> [Problem]
What you give back must match the data exactly, minus the pictures.

-------- Data for this exercise --------

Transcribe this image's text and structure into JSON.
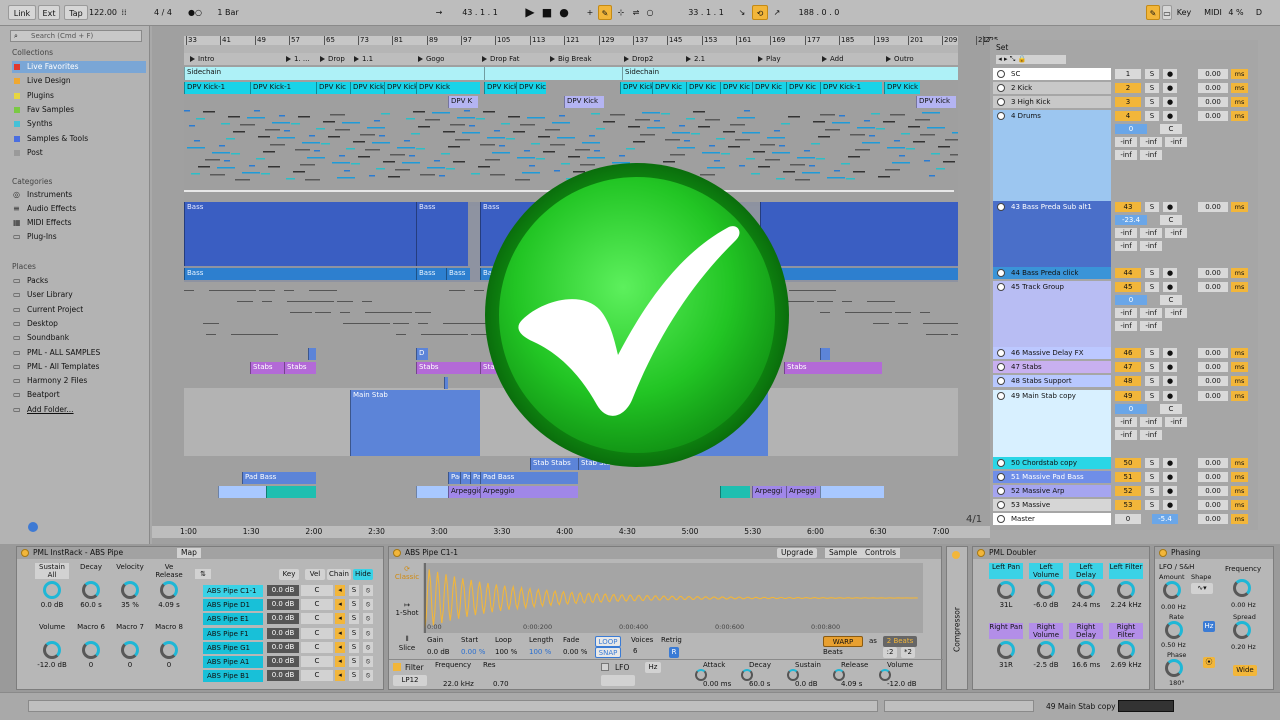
{
  "transport": {
    "link": "Link",
    "ext": "Ext",
    "tap": "Tap",
    "tempo": "122.00",
    "time_sig": "4 / 4",
    "quant": "1 Bar",
    "position": "43 .  1 .  1",
    "loop_start": "33 .  1 .  1",
    "loop_len": "188 .  0 .  0",
    "key": "Key",
    "midi": "MIDI",
    "cpu": "4 %",
    "d": "D"
  },
  "browser": {
    "search_placeholder": "Search (Cmd + F)",
    "collections_label": "Collections",
    "collections": [
      {
        "label": "Live Favorites",
        "color": "#e03a2f",
        "selected": true
      },
      {
        "label": "Live Design",
        "color": "#f0a830"
      },
      {
        "label": "Plugins",
        "color": "#e8d640"
      },
      {
        "label": "Fav Samples",
        "color": "#7ac943"
      },
      {
        "label": "Synths",
        "color": "#44c1d8"
      },
      {
        "label": "Samples & Tools",
        "color": "#4a6ee0"
      },
      {
        "label": "Post",
        "color": "#9a9a9a"
      }
    ],
    "categories_label": "Categories",
    "categories": [
      "Instruments",
      "Audio Effects",
      "MIDI Effects",
      "Plug-Ins"
    ],
    "places_label": "Places",
    "places": [
      "Packs",
      "User Library",
      "Current Project",
      "Desktop",
      "Soundbank",
      "PML - ALL SAMPLES",
      "PML - All Templates",
      "Harmony 2 Files",
      "Beatport",
      "Add Folder..."
    ]
  },
  "arrangement": {
    "ruler": [
      "33",
      "41",
      "49",
      "57",
      "65",
      "73",
      "81",
      "89",
      "97",
      "105",
      "113",
      "121",
      "129",
      "137",
      "145",
      "153",
      "161",
      "169",
      "177",
      "185",
      "193",
      "201",
      "209",
      "217",
      "225"
    ],
    "locators": [
      "Intro",
      "1. ...",
      "Drop",
      "1.1",
      "Gogo",
      "Drop Fat",
      "Big Break",
      "Drop2",
      "2.1",
      "Play",
      "Add",
      "Outro"
    ],
    "time_ruler": [
      "1:00",
      "1:30",
      "2:00",
      "2:30",
      "3:00",
      "3:30",
      "4:00",
      "4:30",
      "5:00",
      "5:30",
      "6:00",
      "6:30",
      "7:00"
    ],
    "zoom": "4/1",
    "clips": {
      "sidechain": "Sidechain",
      "kick": "DPV Kick-1",
      "kick_short": "DPV Kick",
      "kick_trunc": "DPV Kic",
      "kick_dpv": "DPV K",
      "bass": "Bass",
      "stabs": "Stabs",
      "main_stab": "Main Stab",
      "stab_stabs": "Stab Stabs",
      "pad_bass": "Pad Bass",
      "arpeggio": "Arpeggio",
      "arpegg": "Arpeggi",
      "d": "D"
    }
  },
  "mixer": {
    "set_label": "Set",
    "tracks": [
      {
        "name": "SC",
        "num": "1"
      },
      {
        "name": "2 Kick",
        "num": "2"
      },
      {
        "name": "3 High Kick",
        "num": "3"
      },
      {
        "name": "4 Drums",
        "num": "4"
      },
      {
        "name": "43 Bass Preda Sub alt1",
        "num": "43"
      },
      {
        "name": "44 Bass Preda click",
        "num": "44"
      },
      {
        "name": "45 Track Group",
        "num": "45"
      },
      {
        "name": "46 Massive Delay FX",
        "num": "46"
      },
      {
        "name": "47 Stabs",
        "num": "47"
      },
      {
        "name": "48 Stabs Support",
        "num": "48"
      },
      {
        "name": "49 Main Stab copy",
        "num": "49"
      },
      {
        "name": "50 Chordstab copy",
        "num": "50"
      },
      {
        "name": "51 Massive Pad Bass",
        "num": "51"
      },
      {
        "name": "52 Massive Arp",
        "num": "52"
      },
      {
        "name": "53 Massive",
        "num": "53"
      },
      {
        "name": "Master",
        "num": "0"
      }
    ],
    "solo": "S",
    "zero": "0",
    "c": "C",
    "inf": "-inf",
    "db": "0.00",
    "ms": "ms",
    "bass_vol": "-23.4",
    "master_vol": "-5.4"
  },
  "devices": {
    "instrack": {
      "title": "PML InstRack - ABS Pipe",
      "map": "Map",
      "macros": [
        {
          "label": "Sustain All",
          "value": "0.0 dB"
        },
        {
          "label": "Decay",
          "value": "60.0 s"
        },
        {
          "label": "Velocity",
          "value": "35 %"
        },
        {
          "label": "Ve Release",
          "value": "4.09 s"
        },
        {
          "label": "Volume",
          "value": "-12.0 dB"
        },
        {
          "label": "Macro 6",
          "value": "0"
        },
        {
          "label": "Macro 7",
          "value": "0"
        },
        {
          "label": "Macro 8",
          "value": "0"
        }
      ],
      "chain_tabs": [
        "Key",
        "Vel",
        "Chain",
        "Hide"
      ],
      "chains": [
        "ABS Pipe C1-1",
        "ABS Pipe D1",
        "ABS Pipe E1",
        "ABS Pipe F1",
        "ABS Pipe G1",
        "ABS Pipe A1",
        "ABS Pipe B1"
      ],
      "chain_vol": "0.0 dB",
      "chain_pan": "C",
      "chain_solo": "S"
    },
    "simpler": {
      "title": "ABS Pipe C1-1",
      "upgrade": "Upgrade",
      "sample": "Sample",
      "controls": "Controls",
      "modes": [
        "Classic",
        "1-Shot",
        "Slice"
      ],
      "times": [
        "0:00",
        "0:00:200",
        "0:00:400",
        "0:00:600",
        "0:00:800"
      ],
      "params": [
        {
          "label": "Gain",
          "value": "0.0 dB"
        },
        {
          "label": "Start",
          "value": "0.00 %"
        },
        {
          "label": "Loop",
          "value": "100 %"
        },
        {
          "label": "Length",
          "value": "100 %"
        },
        {
          "label": "Fade",
          "value": "0.00 %"
        }
      ],
      "loop": "LOOP",
      "snap": "SNAP",
      "voices_label": "Voices",
      "voices": "6",
      "retrig": "Retrig",
      "retrig_val": "R",
      "warp": "WARP",
      "as": "as",
      "beats_val": "2 Beats",
      "beats": "Beats",
      "half": ":2",
      "double": "*2",
      "filter": "Filter",
      "filter_type": "LP12",
      "freq_label": "Frequency",
      "freq": "22.0 kHz",
      "res_label": "Res",
      "res": "0.70",
      "lfo": "LFO",
      "hz": "Hz",
      "env": [
        {
          "label": "Attack",
          "value": "0.00 ms"
        },
        {
          "label": "Decay",
          "value": "60.0 s"
        },
        {
          "label": "Sustain",
          "value": "0.0 dB"
        },
        {
          "label": "Release",
          "value": "4.09 s"
        },
        {
          "label": "Volume",
          "value": "-12.0 dB"
        }
      ]
    },
    "compressor": "Compressor",
    "doubler": {
      "title": "PML Doubler",
      "macros": [
        {
          "label": "Left Pan",
          "value": "31L"
        },
        {
          "label": "Left Volume",
          "value": "-6.0 dB"
        },
        {
          "label": "Left Delay",
          "value": "24.4 ms"
        },
        {
          "label": "Left Filter",
          "value": "2.24 kHz"
        },
        {
          "label": "Right Pan",
          "value": "31R"
        },
        {
          "label": "Right Volume",
          "value": "-2.5 dB"
        },
        {
          "label": "Right Delay",
          "value": "16.6 ms"
        },
        {
          "label": "Right Filter",
          "value": "2.69 kHz"
        }
      ]
    },
    "phasing": {
      "title": "Phasing",
      "lfo": "LFO / S&H",
      "amount": "Amount",
      "shape": "Shape",
      "amount_val": "0.00 Hz",
      "rate": "Rate",
      "rate_val": "0.50 Hz",
      "phase": "Phase",
      "phase_val": "180°",
      "freq": "Frequency",
      "freq_val": "0.00 Hz",
      "spread": "Spread",
      "spread_val": "0.20 Hz",
      "wide": "Wide",
      "hz": "Hz"
    }
  },
  "status": {
    "track": "49 Main Stab copy"
  }
}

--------

> [Reply to the task]
Transcribe this image's text and structure into JSON.
{
  "transport": {
    "link": "Link",
    "ext": "Ext",
    "tap": "Tap",
    "tempo": "122.00",
    "time_sig": "4 / 4",
    "quant": "1 Bar",
    "position": "43 .  1 .  1",
    "loop_start": "33 .  1 .  1",
    "loop_len": "188 .  0 .  0",
    "key": "Key",
    "midi": "MIDI",
    "cpu": "4 %",
    "d": "D"
  },
  "browser": {
    "search_placeholder": "Search (Cmd + F)",
    "collections_label": "Collections",
    "collections": [
      {
        "label": "Live Favorites",
        "color": "#e03a2f",
        "selected": true
      },
      {
        "label": "Live Design",
        "color": "#f0a830"
      },
      {
        "label": "Plugins",
        "color": "#e8d640"
      },
      {
        "label": "Fav Samples",
        "color": "#7ac943"
      },
      {
        "label": "Synths",
        "color": "#44c1d8"
      },
      {
        "label": "Samples & Tools",
        "color": "#4a6ee0"
      },
      {
        "label": "Post",
        "color": "#9a9a9a"
      }
    ],
    "categories_label": "Categories",
    "categories": [
      "Instruments",
      "Audio Effects",
      "MIDI Effects",
      "Plug-Ins"
    ],
    "places_label": "Places",
    "places": [
      "Packs",
      "User Library",
      "Current Project",
      "Desktop",
      "Soundbank",
      "PML - ALL SAMPLES",
      "PML - All Templates",
      "Harmony 2 Files",
      "Beatport",
      "Add Folder..."
    ]
  },
  "arrangement": {
    "ruler": [
      "33",
      "41",
      "49",
      "57",
      "65",
      "73",
      "81",
      "89",
      "97",
      "105",
      "113",
      "121",
      "129",
      "137",
      "145",
      "153",
      "161",
      "169",
      "177",
      "185",
      "193",
      "201",
      "209",
      "217",
      "225"
    ],
    "locators": [
      "Intro",
      "1. ...",
      "Drop",
      "1.1",
      "Gogo",
      "Drop Fat",
      "Big Break",
      "Drop2",
      "2.1",
      "Play",
      "Add",
      "Outro"
    ],
    "time_ruler": [
      "1:00",
      "1:30",
      "2:00",
      "2:30",
      "3:00",
      "3:30",
      "4:00",
      "4:30",
      "5:00",
      "5:30",
      "6:00",
      "6:30",
      "7:00"
    ],
    "zoom": "4/1",
    "clips": {
      "sidechain": "Sidechain",
      "kick": "DPV Kick-1",
      "kick_short": "DPV Kick",
      "kick_trunc": "DPV Kic",
      "kick_dpv": "DPV K",
      "bass": "Bass",
      "stabs": "Stabs",
      "main_stab": "Main Stab",
      "stab_stabs": "Stab Stabs",
      "pad_bass": "Pad Bass",
      "arpeggio": "Arpeggio",
      "arpegg": "Arpeggi",
      "d": "D"
    }
  },
  "mixer": {
    "set_label": "Set",
    "tracks": [
      {
        "name": "SC",
        "num": "1"
      },
      {
        "name": "2 Kick",
        "num": "2"
      },
      {
        "name": "3 High Kick",
        "num": "3"
      },
      {
        "name": "4 Drums",
        "num": "4"
      },
      {
        "name": "43 Bass Preda Sub alt1",
        "num": "43"
      },
      {
        "name": "44 Bass Preda click",
        "num": "44"
      },
      {
        "name": "45 Track Group",
        "num": "45"
      },
      {
        "name": "46 Massive Delay FX",
        "num": "46"
      },
      {
        "name": "47 Stabs",
        "num": "47"
      },
      {
        "name": "48 Stabs Support",
        "num": "48"
      },
      {
        "name": "49 Main Stab copy",
        "num": "49"
      },
      {
        "name": "50 Chordstab copy",
        "num": "50"
      },
      {
        "name": "51 Massive Pad Bass",
        "num": "51"
      },
      {
        "name": "52 Massive Arp",
        "num": "52"
      },
      {
        "name": "53 Massive",
        "num": "53"
      },
      {
        "name": "Master",
        "num": "0"
      }
    ],
    "solo": "S",
    "zero": "0",
    "c": "C",
    "inf": "-inf",
    "db": "0.00",
    "ms": "ms",
    "bass_vol": "-23.4",
    "master_vol": "-5.4"
  },
  "devices": {
    "instrack": {
      "title": "PML InstRack - ABS Pipe",
      "map": "Map",
      "macros": [
        {
          "label": "Sustain All",
          "value": "0.0 dB"
        },
        {
          "label": "Decay",
          "value": "60.0 s"
        },
        {
          "label": "Velocity",
          "value": "35 %"
        },
        {
          "label": "Ve Release",
          "value": "4.09 s"
        },
        {
          "label": "Volume",
          "value": "-12.0 dB"
        },
        {
          "label": "Macro 6",
          "value": "0"
        },
        {
          "label": "Macro 7",
          "value": "0"
        },
        {
          "label": "Macro 8",
          "value": "0"
        }
      ],
      "chain_tabs": [
        "Key",
        "Vel",
        "Chain",
        "Hide"
      ],
      "chains": [
        "ABS Pipe C1-1",
        "ABS Pipe D1",
        "ABS Pipe E1",
        "ABS Pipe F1",
        "ABS Pipe G1",
        "ABS Pipe A1",
        "ABS Pipe B1"
      ],
      "chain_vol": "0.0 dB",
      "chain_pan": "C",
      "chain_solo": "S"
    },
    "simpler": {
      "title": "ABS Pipe C1-1",
      "upgrade": "Upgrade",
      "sample": "Sample",
      "controls": "Controls",
      "modes": [
        "Classic",
        "1-Shot",
        "Slice"
      ],
      "times": [
        "0:00",
        "0:00:200",
        "0:00:400",
        "0:00:600",
        "0:00:800"
      ],
      "params": [
        {
          "label": "Gain",
          "value": "0.0 dB"
        },
        {
          "label": "Start",
          "value": "0.00 %"
        },
        {
          "label": "Loop",
          "value": "100 %"
        },
        {
          "label": "Length",
          "value": "100 %"
        },
        {
          "label": "Fade",
          "value": "0.00 %"
        }
      ],
      "loop": "LOOP",
      "snap": "SNAP",
      "voices_label": "Voices",
      "voices": "6",
      "retrig": "Retrig",
      "retrig_val": "R",
      "warp": "WARP",
      "as": "as",
      "beats_val": "2 Beats",
      "beats": "Beats",
      "half": ":2",
      "double": "*2",
      "filter": "Filter",
      "filter_type": "LP12",
      "freq_label": "Frequency",
      "freq": "22.0 kHz",
      "res_label": "Res",
      "res": "0.70",
      "lfo": "LFO",
      "hz": "Hz",
      "env": [
        {
          "label": "Attack",
          "value": "0.00 ms"
        },
        {
          "label": "Decay",
          "value": "60.0 s"
        },
        {
          "label": "Sustain",
          "value": "0.0 dB"
        },
        {
          "label": "Release",
          "value": "4.09 s"
        },
        {
          "label": "Volume",
          "value": "-12.0 dB"
        }
      ]
    },
    "compressor": "Compressor",
    "doubler": {
      "title": "PML Doubler",
      "macros": [
        {
          "label": "Left Pan",
          "value": "31L"
        },
        {
          "label": "Left Volume",
          "value": "-6.0 dB"
        },
        {
          "label": "Left Delay",
          "value": "24.4 ms"
        },
        {
          "label": "Left Filter",
          "value": "2.24 kHz"
        },
        {
          "label": "Right Pan",
          "value": "31R"
        },
        {
          "label": "Right Volume",
          "value": "-2.5 dB"
        },
        {
          "label": "Right Delay",
          "value": "16.6 ms"
        },
        {
          "label": "Right Filter",
          "value": "2.69 kHz"
        }
      ]
    },
    "phasing": {
      "title": "Phasing",
      "lfo": "LFO / S&H",
      "amount": "Amount",
      "shape": "Shape",
      "amount_val": "0.00 Hz",
      "rate": "Rate",
      "rate_val": "0.50 Hz",
      "phase": "Phase",
      "phase_val": "180°",
      "freq": "Frequency",
      "freq_val": "0.00 Hz",
      "spread": "Spread",
      "spread_val": "0.20 Hz",
      "wide": "Wide",
      "hz": "Hz"
    }
  },
  "status": {
    "track": "49 Main Stab copy"
  }
}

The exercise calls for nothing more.